Task description: The records that follow are to be given again exactly.

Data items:
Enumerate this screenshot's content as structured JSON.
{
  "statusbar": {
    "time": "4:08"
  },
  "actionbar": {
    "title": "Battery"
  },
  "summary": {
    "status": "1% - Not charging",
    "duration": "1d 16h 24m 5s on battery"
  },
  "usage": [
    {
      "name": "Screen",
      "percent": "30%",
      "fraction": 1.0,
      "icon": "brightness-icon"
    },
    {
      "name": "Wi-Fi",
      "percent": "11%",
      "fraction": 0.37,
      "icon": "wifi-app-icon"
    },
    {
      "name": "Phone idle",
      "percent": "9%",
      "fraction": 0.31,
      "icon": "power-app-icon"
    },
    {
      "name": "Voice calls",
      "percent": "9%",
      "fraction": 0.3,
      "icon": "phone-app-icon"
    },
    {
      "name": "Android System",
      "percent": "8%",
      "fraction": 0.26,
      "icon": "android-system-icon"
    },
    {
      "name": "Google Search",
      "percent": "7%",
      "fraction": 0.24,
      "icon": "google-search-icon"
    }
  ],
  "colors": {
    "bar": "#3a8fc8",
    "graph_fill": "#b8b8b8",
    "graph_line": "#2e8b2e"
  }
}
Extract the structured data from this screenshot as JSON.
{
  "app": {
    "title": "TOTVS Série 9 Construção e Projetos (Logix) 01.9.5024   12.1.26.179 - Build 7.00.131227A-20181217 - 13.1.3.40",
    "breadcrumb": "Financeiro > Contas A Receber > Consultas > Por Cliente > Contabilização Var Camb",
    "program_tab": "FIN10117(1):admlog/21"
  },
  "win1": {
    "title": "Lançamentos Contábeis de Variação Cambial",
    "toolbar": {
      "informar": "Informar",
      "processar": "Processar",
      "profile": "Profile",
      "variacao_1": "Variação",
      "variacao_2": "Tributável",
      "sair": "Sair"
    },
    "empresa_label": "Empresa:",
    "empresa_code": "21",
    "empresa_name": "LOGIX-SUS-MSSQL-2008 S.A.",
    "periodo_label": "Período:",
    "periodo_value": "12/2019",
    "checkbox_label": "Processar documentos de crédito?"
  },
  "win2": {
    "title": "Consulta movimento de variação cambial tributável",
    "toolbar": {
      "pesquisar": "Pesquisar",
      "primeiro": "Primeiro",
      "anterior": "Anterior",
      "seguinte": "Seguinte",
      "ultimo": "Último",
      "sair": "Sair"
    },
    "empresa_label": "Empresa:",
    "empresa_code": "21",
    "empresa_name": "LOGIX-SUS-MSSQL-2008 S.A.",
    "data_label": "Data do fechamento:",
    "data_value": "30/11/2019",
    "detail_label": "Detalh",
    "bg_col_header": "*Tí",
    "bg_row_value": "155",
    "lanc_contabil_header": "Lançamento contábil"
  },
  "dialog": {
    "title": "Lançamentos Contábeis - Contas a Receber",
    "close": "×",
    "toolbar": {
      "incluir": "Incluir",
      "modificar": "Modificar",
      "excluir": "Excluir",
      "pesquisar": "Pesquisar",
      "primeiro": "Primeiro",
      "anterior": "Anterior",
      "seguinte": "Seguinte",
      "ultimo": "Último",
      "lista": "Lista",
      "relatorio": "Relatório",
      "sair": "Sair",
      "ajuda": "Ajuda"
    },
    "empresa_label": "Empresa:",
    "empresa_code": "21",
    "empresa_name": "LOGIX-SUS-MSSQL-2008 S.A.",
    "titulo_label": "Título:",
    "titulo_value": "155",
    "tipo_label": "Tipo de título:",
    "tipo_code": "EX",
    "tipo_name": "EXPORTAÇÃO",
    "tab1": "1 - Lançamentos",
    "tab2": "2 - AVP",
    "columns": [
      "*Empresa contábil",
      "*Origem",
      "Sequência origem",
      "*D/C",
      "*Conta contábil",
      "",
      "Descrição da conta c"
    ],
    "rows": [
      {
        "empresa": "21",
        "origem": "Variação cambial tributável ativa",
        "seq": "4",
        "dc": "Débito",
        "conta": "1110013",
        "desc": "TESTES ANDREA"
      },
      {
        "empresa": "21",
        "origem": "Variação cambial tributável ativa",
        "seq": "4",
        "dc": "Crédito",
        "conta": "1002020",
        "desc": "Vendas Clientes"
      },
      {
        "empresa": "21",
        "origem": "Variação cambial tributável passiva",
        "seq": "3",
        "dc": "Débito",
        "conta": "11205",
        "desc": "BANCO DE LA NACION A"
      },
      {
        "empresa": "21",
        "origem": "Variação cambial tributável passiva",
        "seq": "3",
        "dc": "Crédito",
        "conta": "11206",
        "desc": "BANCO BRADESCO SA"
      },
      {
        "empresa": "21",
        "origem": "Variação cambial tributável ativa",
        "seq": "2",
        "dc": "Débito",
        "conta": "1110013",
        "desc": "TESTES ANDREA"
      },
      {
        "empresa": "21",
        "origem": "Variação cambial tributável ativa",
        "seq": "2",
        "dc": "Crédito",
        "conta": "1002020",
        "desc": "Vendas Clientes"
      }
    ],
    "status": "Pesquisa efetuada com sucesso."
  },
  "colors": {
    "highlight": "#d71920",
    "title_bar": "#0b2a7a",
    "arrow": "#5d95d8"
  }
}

Exercise solution:
Enumerate this screenshot's content as structured JSON.
{
  "statusbar": {
    "time": "4:08"
  },
  "actionbar": {
    "title": "Battery"
  },
  "summary": {
    "status": "1% - Not charging",
    "duration": "1d 16h 24m 5s on battery"
  },
  "usage": [
    {
      "name": "Screen",
      "percent": "30%",
      "fraction": 1.0,
      "icon": "brightness-icon"
    },
    {
      "name": "Wi-Fi",
      "percent": "11%",
      "fraction": 0.37,
      "icon": "wifi-app-icon"
    },
    {
      "name": "Phone idle",
      "percent": "9%",
      "fraction": 0.31,
      "icon": "power-app-icon"
    },
    {
      "name": "Voice calls",
      "percent": "9%",
      "fraction": 0.3,
      "icon": "phone-app-icon"
    },
    {
      "name": "Android System",
      "percent": "8%",
      "fraction": 0.26,
      "icon": "android-system-icon"
    },
    {
      "name": "Google Search",
      "percent": "7%",
      "fraction": 0.24,
      "icon": "google-search-icon"
    }
  ],
  "colors": {
    "bar": "#3a8fc8",
    "graph_fill": "#b8b8b8",
    "graph_line": "#2e8b2e"
  }
}
Extract the structured data from this screenshot as JSON.
{
  "app": {
    "title": "TOTVS Série 9 Construção e Projetos (Logix) 01.9.5024   12.1.26.179 - Build 7.00.131227A-20181217 - 13.1.3.40",
    "breadcrumb": "Financeiro > Contas A Receber > Consultas > Por Cliente > Contabilização Var Camb",
    "program_tab": "FIN10117(1):admlog/21"
  },
  "win1": {
    "title": "Lançamentos Contábeis de Variação Cambial",
    "toolbar": {
      "informar": "Informar",
      "processar": "Processar",
      "profile": "Profile",
      "variacao_1": "Variação",
      "variacao_2": "Tributável",
      "sair": "Sair"
    },
    "empresa_label": "Empresa:",
    "empresa_code": "21",
    "empresa_name": "LOGIX-SUS-MSSQL-2008 S.A.",
    "periodo_label": "Período:",
    "periodo_value": "12/2019",
    "checkbox_label": "Processar documentos de crédito?"
  },
  "win2": {
    "title": "Consulta movimento de variação cambial tributável",
    "toolbar": {
      "pesquisar": "Pesquisar",
      "primeiro": "Primeiro",
      "anterior": "Anterior",
      "seguinte": "Seguinte",
      "ultimo": "Último",
      "sair": "Sair"
    },
    "empresa_label": "Empresa:",
    "empresa_code": "21",
    "empresa_name": "LOGIX-SUS-MSSQL-2008 S.A.",
    "data_label": "Data do fechamento:",
    "data_value": "30/11/2019",
    "detail_label": "Detalh",
    "bg_col_header": "*Tí",
    "bg_row_value": "155",
    "lanc_contabil_header": "Lançamento contábil"
  },
  "dialog": {
    "title": "Lançamentos Contábeis - Contas a Receber",
    "close": "×",
    "toolbar": {
      "incluir": "Incluir",
      "modificar": "Modificar",
      "excluir": "Excluir",
      "pesquisar": "Pesquisar",
      "primeiro": "Primeiro",
      "anterior": "Anterior",
      "seguinte": "Seguinte",
      "ultimo": "Último",
      "lista": "Lista",
      "relatorio": "Relatório",
      "sair": "Sair",
      "ajuda": "Ajuda"
    },
    "empresa_label": "Empresa:",
    "empresa_code": "21",
    "empresa_name": "LOGIX-SUS-MSSQL-2008 S.A.",
    "titulo_label": "Título:",
    "titulo_value": "155",
    "tipo_label": "Tipo de título:",
    "tipo_code": "EX",
    "tipo_name": "EXPORTAÇÃO",
    "tab1": "1 - Lançamentos",
    "tab2": "2 - AVP",
    "columns": [
      "*Empresa contábil",
      "*Origem",
      "Sequência origem",
      "*D/C",
      "*Conta contábil",
      "",
      "Descrição da conta c"
    ],
    "rows": [
      {
        "empresa": "21",
        "origem": "Variação cambial tributável ativa",
        "seq": "4",
        "dc": "Débito",
        "conta": "1110013",
        "desc": "TESTES ANDREA"
      },
      {
        "empresa": "21",
        "origem": "Variação cambial tributável ativa",
        "seq": "4",
        "dc": "Crédito",
        "conta": "1002020",
        "desc": "Vendas Clientes"
      },
      {
        "empresa": "21",
        "origem": "Variação cambial tributável passiva",
        "seq": "3",
        "dc": "Débito",
        "conta": "11205",
        "desc": "BANCO DE LA NACION A"
      },
      {
        "empresa": "21",
        "origem": "Variação cambial tributável passiva",
        "seq": "3",
        "dc": "Crédito",
        "conta": "11206",
        "desc": "BANCO BRADESCO SA"
      },
      {
        "empresa": "21",
        "origem": "Variação cambial tributável ativa",
        "seq": "2",
        "dc": "Débito",
        "conta": "1110013",
        "desc": "TESTES ANDREA"
      },
      {
        "empresa": "21",
        "origem": "Variação cambial tributável ativa",
        "seq": "2",
        "dc": "Crédito",
        "conta": "1002020",
        "desc": "Vendas Clientes"
      }
    ],
    "status": "Pesquisa efetuada com sucesso."
  },
  "colors": {
    "highlight": "#d71920",
    "title_bar": "#0b2a7a",
    "arrow": "#5d95d8"
  }
}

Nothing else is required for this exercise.